Ichabod explores the Age of Apostasy, predicted in 2 Thessalonians 2:3, with an emphasis on UOJ, Church Growth, and Emergent Church heresies. The antidote to these poisons is trusting the efficacious Word in the Means of Grace. John 16:8. Most readers are WELS, LCMS, ELS, or ELCA. This blog also covers the Roman Catholic Church, Eastern Orthodoxy, and the mainline denominations.
The Glory Has Departed
Lutheran book boxes sent to three African seminaries -
I exhort therefore, that, first of all, supplications, prayers, intercessions, and giving of thanks, be made for all men; For kings, and for all that are in authority; that we may lead a quiet and peaceable life in all godliness and honesty. For this is good and acceptable in the sight of God our Saviour; Who will have all men to be saved, and to come unto the knowledge of the truth. 1 Timothy 2:1-4
Moline's Bill Albracht and the book circuit are about to get close.
Mr. Albracht has co-authored "Abandoned in Hell: The Fight for Vietnam's Fire Base Kate,'' with Marvin Wolf. It details his days at Vietnam's Fire Base Kate and is scheduled for release by Penguin Press on Feb. 3.
Mr. Albracht will discuss the book and his experiences in Vietnam during a Feb. 4 appearance on "Fox & Friends," a talk show that appears locally on Fox News Live at 5 a.m. and is the top-rated cable morning show nationally.
It features Steve Doocy, Elisabeth Hasselbeck, Brian Kilmeade, Tucker Carlson. Anna Kooiman and Clayton Morris. Mr. Albracht has yet to learn his interview time slot.
"I am excited on many fronts,'' he said. "First, that a show of this caliber feels I am worthy enough to come in and sit down is amazing. The other is the exposure for the book.''

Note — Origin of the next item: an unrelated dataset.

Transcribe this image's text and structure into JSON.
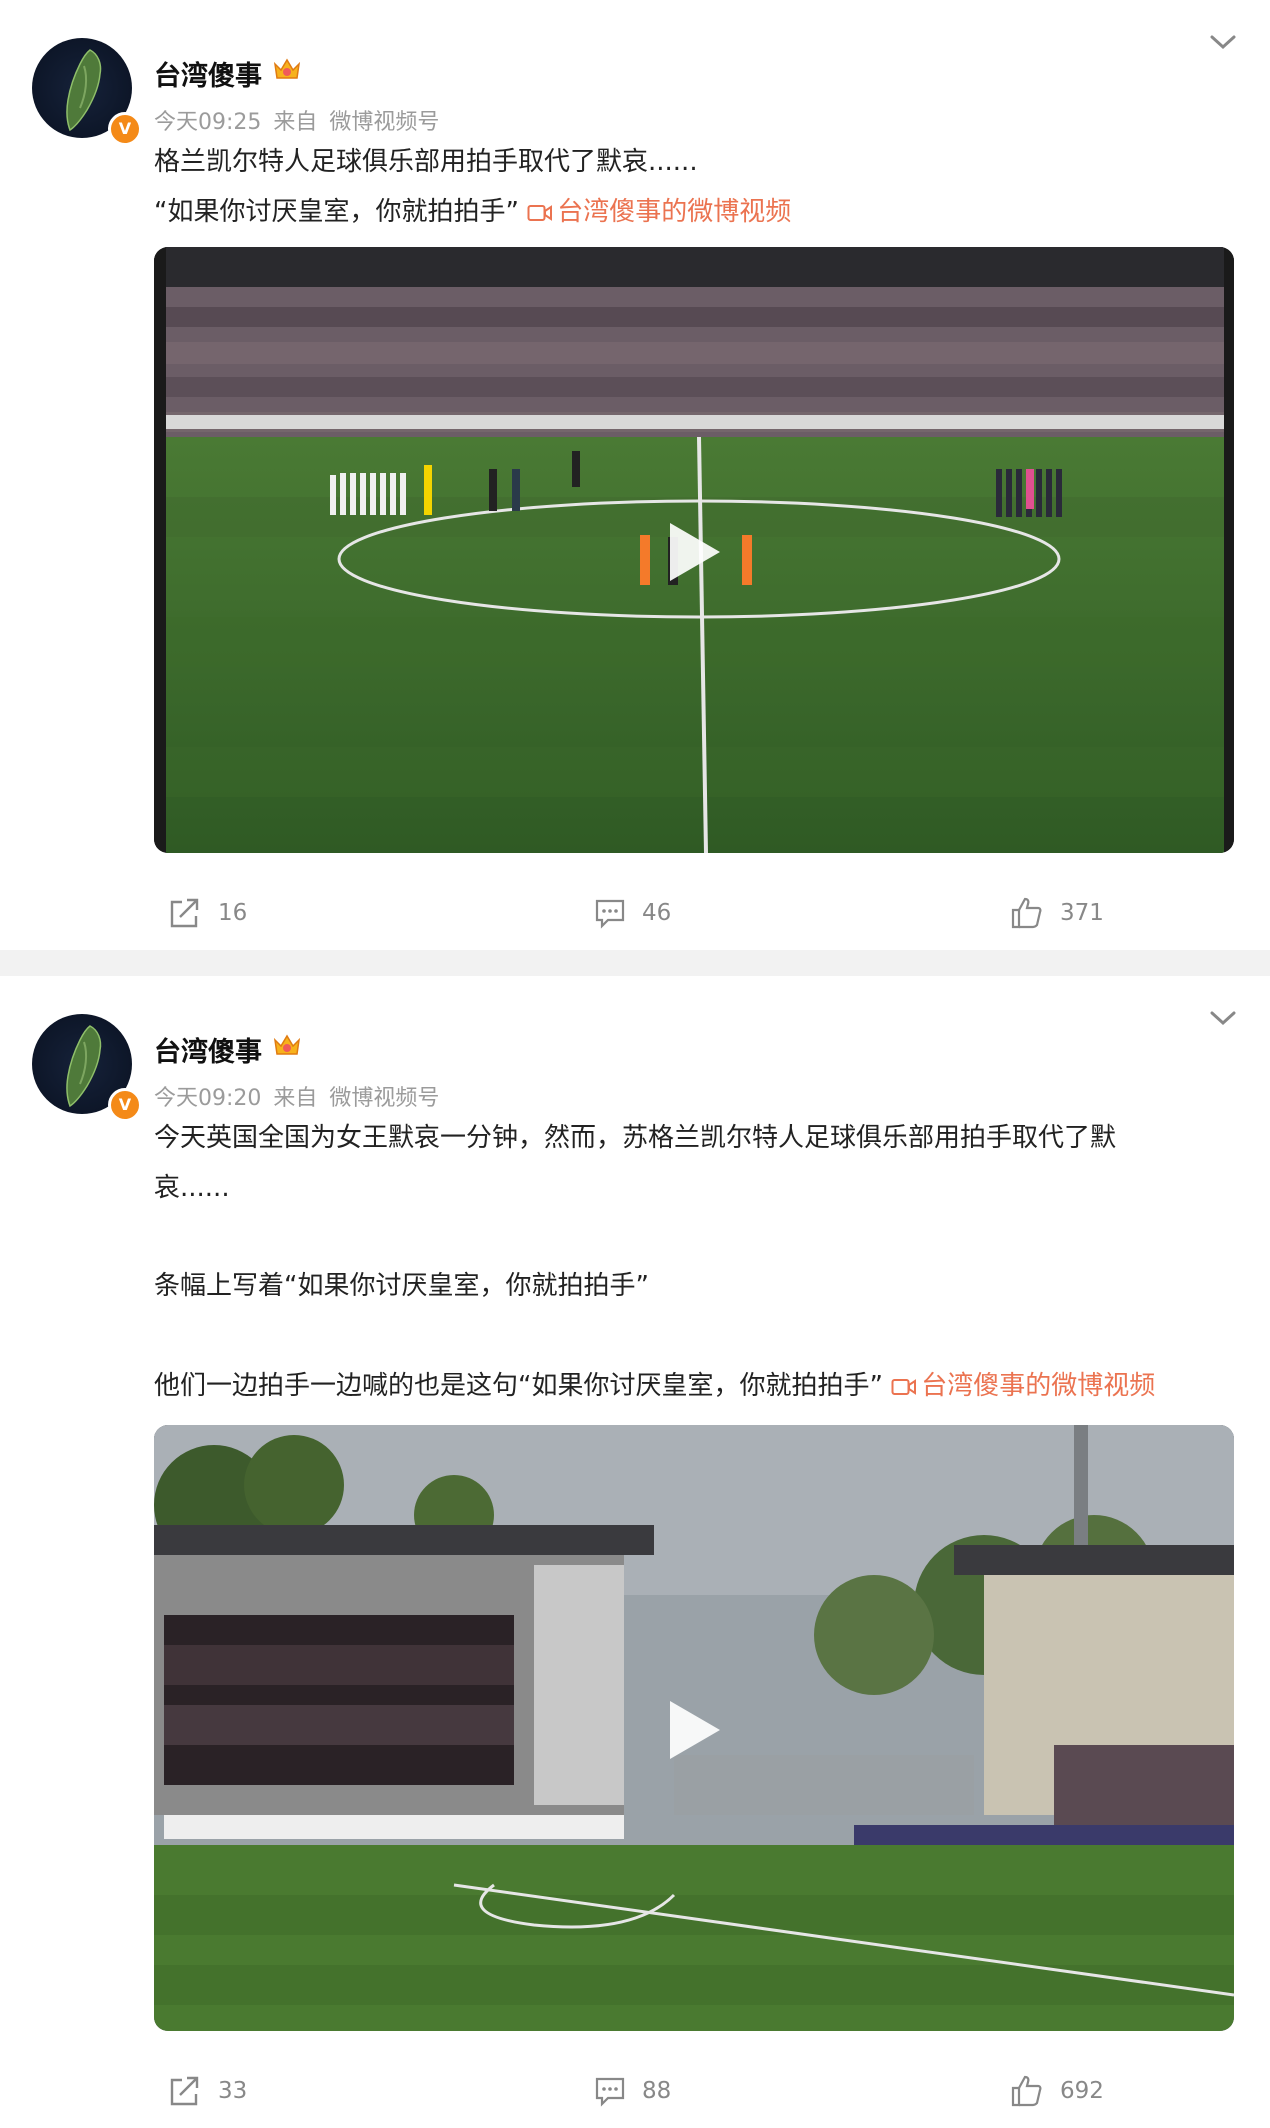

Transcripts say that in October 1969, Mr. Albracht, the youngest Green Beret captain in Vietnam, took command of a remote hilltop outpost called Fire Base Kate, held by 27 American soldiers and 150 Montagnard militiamen.
At dawn the next morning, three North Vietnamese Army regiments -- some 6,000 men -- crossed the Cambodian border and attacked.
Outnumbered three dozen to one, Mr. Albracht's men held off repeated ground assaults by communist forces with hand-to-hand fighting, air support and a dangerously close B-52 strike.
For days, the North Vietnamese blanketed Kate in a rain of fire from rockets, mortars, artillery, machine guns and small arms, blocking efforts to supply, reinforce or evacuate the outpost.
Mr. Albracht exposed himself to enemy fire to direct air strikes and guide supply helicopters, hoping to distribute ammunition and water to his men. Wounded by rocket shrapnel, he refused medical attention or evacuation. Exhausted from days without sleep, he continued to rally his men to fend off each new enemy attack.
After five days, Kate's defenders were out of ammo and water. Aerial supply failed, and reinforcements were denied by military commanders who had written off Kate.
Mr. Albracht refused to surrender or die where he stood, leading his troops, including many wounded, off the hill and on a daring night march through enemy lines.
Mr. Albracht, later received a Purple Heart and two Silver Stars for his leadership at Kate.